The film’s biggest surprise, perhaps, is the performance of the late Rock Hudson. In a role originally slated to be played by Laurence Olivier (who the studio decided didn’t have Hudson’s box-office clout), Hudson displays a depth and power that viewers of Pillow Talk would never have thought possible.

Hudson’s face is a subtle prism of conflicting emotions; every joy, every sorrow, every triumph and regret is there, etched into his expressions like words on a headstone.
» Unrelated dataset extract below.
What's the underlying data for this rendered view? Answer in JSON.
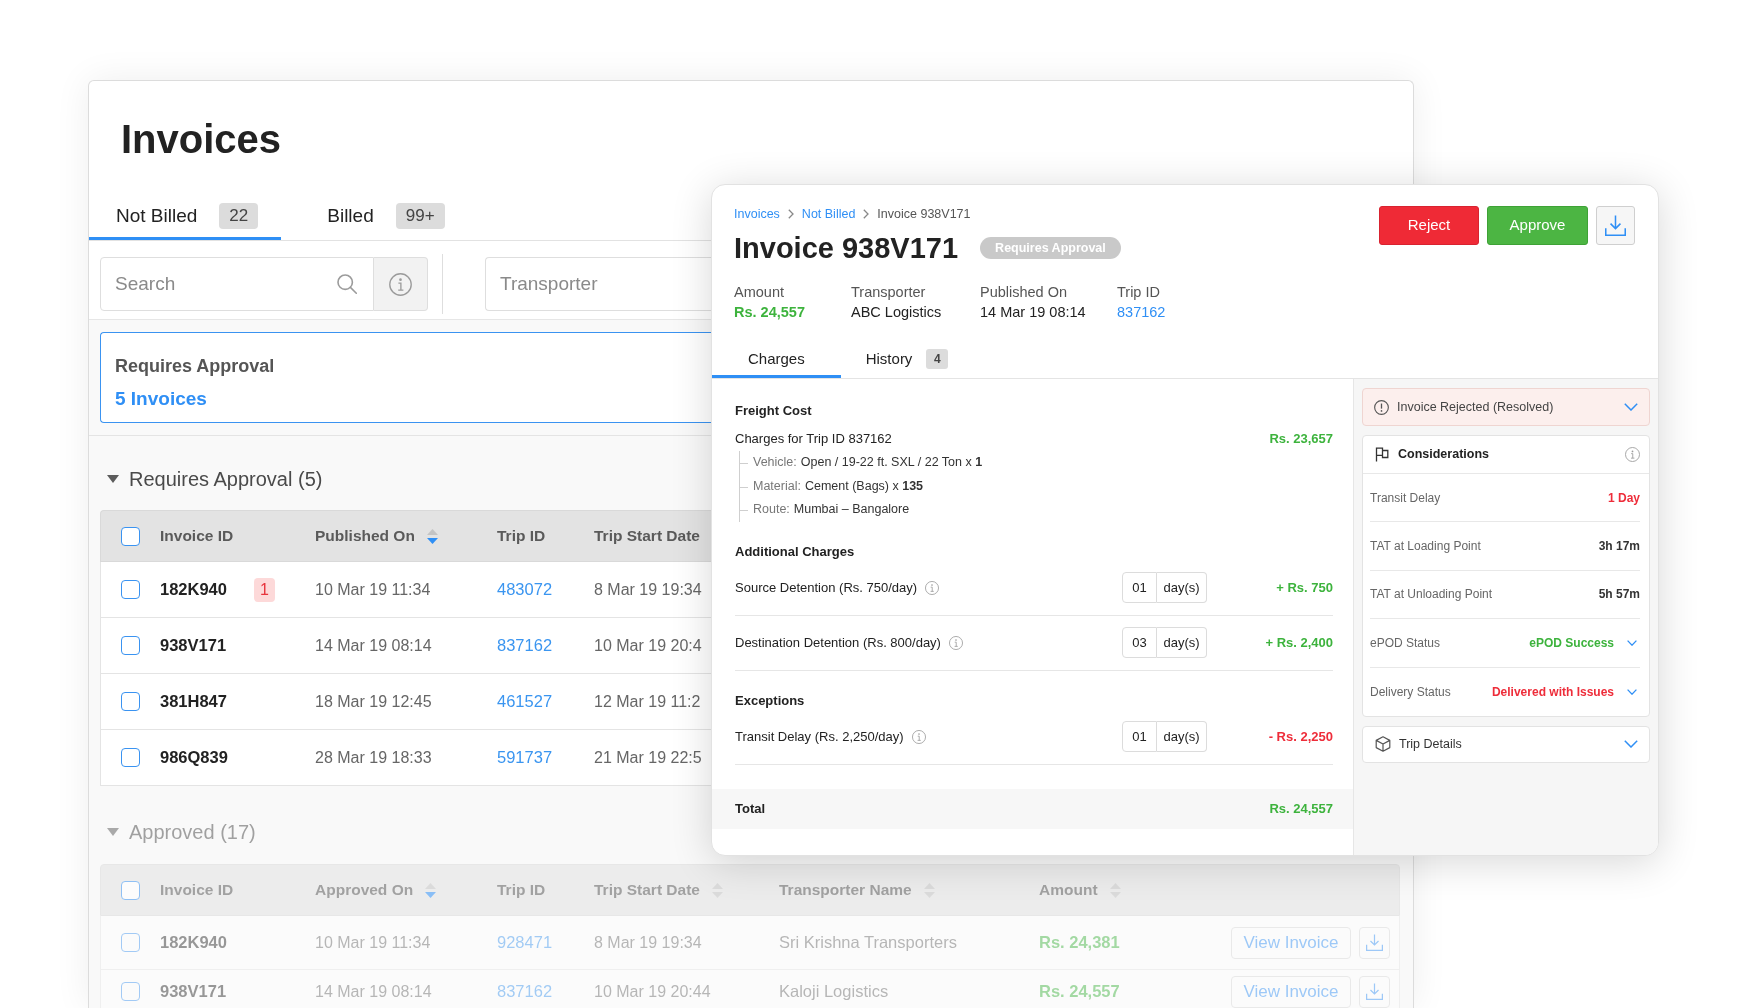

When something hits at his core, you see it on his face–and not in any heavy-handed, watch-me, watch-me way; Hudson’s performance is one of impressive constriction, understatement, and substance, heart-felt and affecting, and (like the superb performance of Tony Curtis in The Boston Strangler) a rare glimpse at a good but limited actor’s one moment of true and undeniable greatness–which gives this film an added dose of bitter irony when viewed today: had Hudson lived, would he have wanted a second chance to prove his worth as an actor of substance and power?

Movie Information

Release Date: 1966
Running Time: 107 minutes
Rating: R (disturbing sequences and some nudity)
Color: B&W
Director: John Frankenheimer
Cinematographer: James Wong Howe
Writers: Lewis John Carlino (screenplay), David Ely (novel)

Rock Hudson: Antiochus ‘Tony’ Wilson
Salome Jens: Nora Marcus
John Randolph: Arthur Hamilton
Will Geer: Old Man
Jeff Corey: Mr. Ruby
Richard Anderson: Dr. Innes
Murray Hamilton: Charlie
Karl Swenson: Dr. Morris
Khigh Dhiegh: Davalo
Frances Reid: Emily Hamilton
Wesley Addy: John
John Lawrence: Texan
Elisabeth Fraser: Blonde
Dodie Heath: Sue Bushman (as Dody Heath)
Robert Brubaker: Mayberry